A Papunya Tula style dot painting in earthy tones with a brown background painted on a chipboard panel. A black and white concentric circle is featured in the centre of the painting with three snakes painted below the circle and three snakes painted above it. Two sets of semi circles are to the left and right side of the concentric circle. Down the left side of the painting are four sets of black semi circles with white dots in between them, and down the right side of the painting are five sets of black semi circles that also have white dots between them. Areas of yellow, black and white dots cover the whole painting with black animal tracks.
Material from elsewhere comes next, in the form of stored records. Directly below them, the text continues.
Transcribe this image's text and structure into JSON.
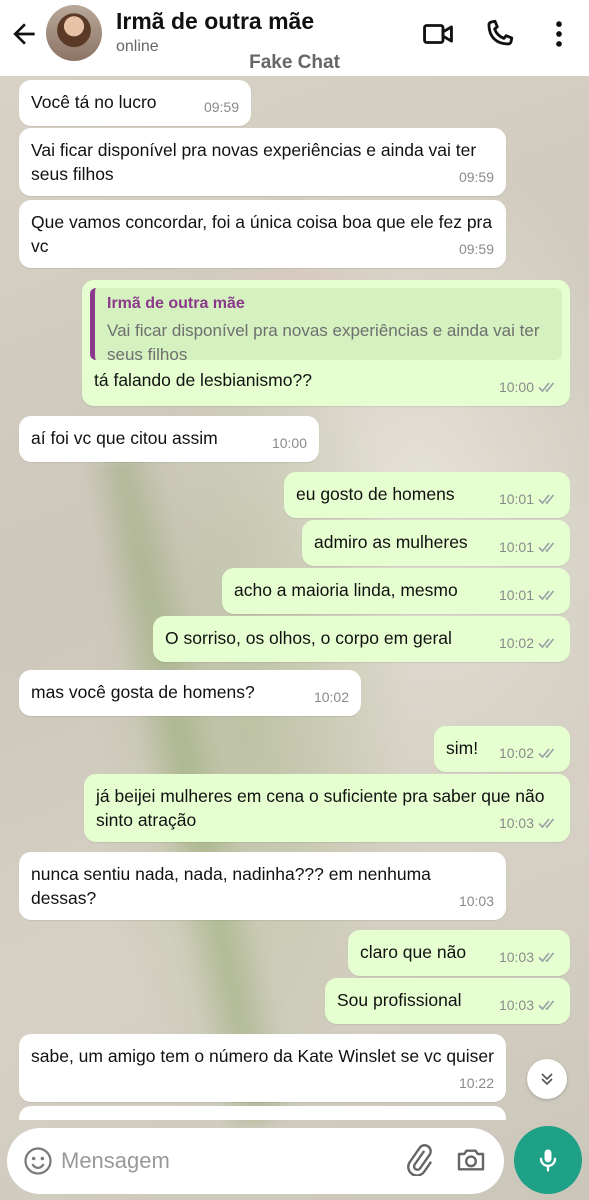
{
  "header": {
    "contact_name": "Irmã de outra mãe",
    "status": "online",
    "caption": "Fake Chat"
  },
  "icons": {
    "back": "arrow-left-icon",
    "video": "video-camera-icon",
    "call": "phone-icon",
    "menu": "more-vertical-icon",
    "emoji": "smiley-icon",
    "attach": "paperclip-icon",
    "camera": "camera-icon",
    "mic": "microphone-icon",
    "scroll": "double-chevron-down-icon"
  },
  "colors": {
    "outgoing_bubble": "#e6ffd0",
    "incoming_bubble": "#ffffff",
    "mic_button": "#1fa187",
    "quote_accent": "#8b3a8b",
    "read_ticks": "#9aa0a6"
  },
  "messages": [
    {
      "dir": "in",
      "text": "Você tá no lucro",
      "time": "09:59"
    },
    {
      "dir": "in",
      "text": "Vai ficar disponível pra novas experiências e ainda vai ter seus filhos",
      "time": "09:59"
    },
    {
      "dir": "in",
      "text": "Que vamos concordar, foi a única coisa boa que ele fez pra vc",
      "time": "09:59"
    },
    {
      "dir": "out",
      "text": "tá falando de lesbianismo??",
      "time": "10:00",
      "quote": {
        "author": "Irmã de outra mãe",
        "text": "Vai ficar disponível pra novas experiências e ainda vai ter seus filhos"
      }
    },
    {
      "dir": "in",
      "text": "aí foi vc que citou assim",
      "time": "10:00"
    },
    {
      "dir": "out",
      "text": "eu gosto de homens",
      "time": "10:01"
    },
    {
      "dir": "out",
      "text": "admiro as mulheres",
      "time": "10:01"
    },
    {
      "dir": "out",
      "text": "acho a maioria linda, mesmo",
      "time": "10:01"
    },
    {
      "dir": "out",
      "text": "O sorriso, os olhos, o corpo em geral",
      "time": "10:02"
    },
    {
      "dir": "in",
      "text": "mas você gosta de homens?",
      "time": "10:02"
    },
    {
      "dir": "out",
      "text": "sim!",
      "time": "10:02"
    },
    {
      "dir": "out",
      "text": "já beijei mulheres em cena o suficiente pra saber que não sinto atração",
      "time": "10:03"
    },
    {
      "dir": "in",
      "text": "nunca sentiu nada, nada, nadinha??? em nenhuma dessas?",
      "time": "10:03"
    },
    {
      "dir": "out",
      "text": "claro que não",
      "time": "10:03"
    },
    {
      "dir": "out",
      "text": "Sou profissional",
      "time": "10:03"
    },
    {
      "dir": "in",
      "text": "sabe, um amigo tem o número da Kate Winslet se vc quiser",
      "time": "10:22"
    }
  ],
  "composer": {
    "placeholder": "Mensagem"
  }
}
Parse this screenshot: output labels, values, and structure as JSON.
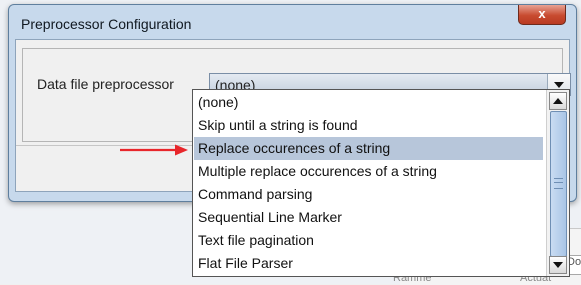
{
  "window": {
    "title": "Preprocessor Configuration",
    "close_label": "x"
  },
  "form": {
    "label": "Data file preprocessor",
    "selected_value": "(none)"
  },
  "dropdown": {
    "options": [
      "(none)",
      "Skip until a string is found",
      "Replace occurences of a string",
      "Multiple replace occurences of a string",
      "Command parsing",
      "Sequential Line Marker",
      "Text file pagination",
      "Flat File Parser"
    ],
    "highlighted_index": 2
  },
  "background": {
    "partial_field_text": "Dov",
    "bottom_text_left": "Ramme",
    "bottom_text_right": "Actuat"
  },
  "colors": {
    "annotation_arrow": "#e8262b",
    "highlight": "#b7c6da"
  },
  "icons": {
    "annotation": "red-arrow-icon",
    "close": "close-icon"
  }
}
Pintupi wooden, bark and stone implements and ochre, 1984; and post-contact Western Desert Aboriginal artworks dealing with the theme of biological invasion.
The main part of this collection consists of ethnographic items that belonged to a group of nine Pintupi people who lived fully traditional lives in the isolated Lake Mackay area of the Western Desert until 1984 - when they made contact with the Kiwikurrer community. At this time they met Europeans for the first time. Apart from these few items of material culture, fire was their principal tool. This poignant collection documents the last known fully traditional Aboriginal group in Australia, and the last case of initial contact between Indigenous and non-Indigenous Australians.
The collection also includes some post-contact contemporary artworks from the Western Desert that deal with environmental history themes such as Indigenous responses to the invasion of Central Australia by the introduced European Wild Rabbit. This is a little explored secondary aspect of contact history.
On display at the National Museum of Australia.
W 225mm x H 900mm x D 15mm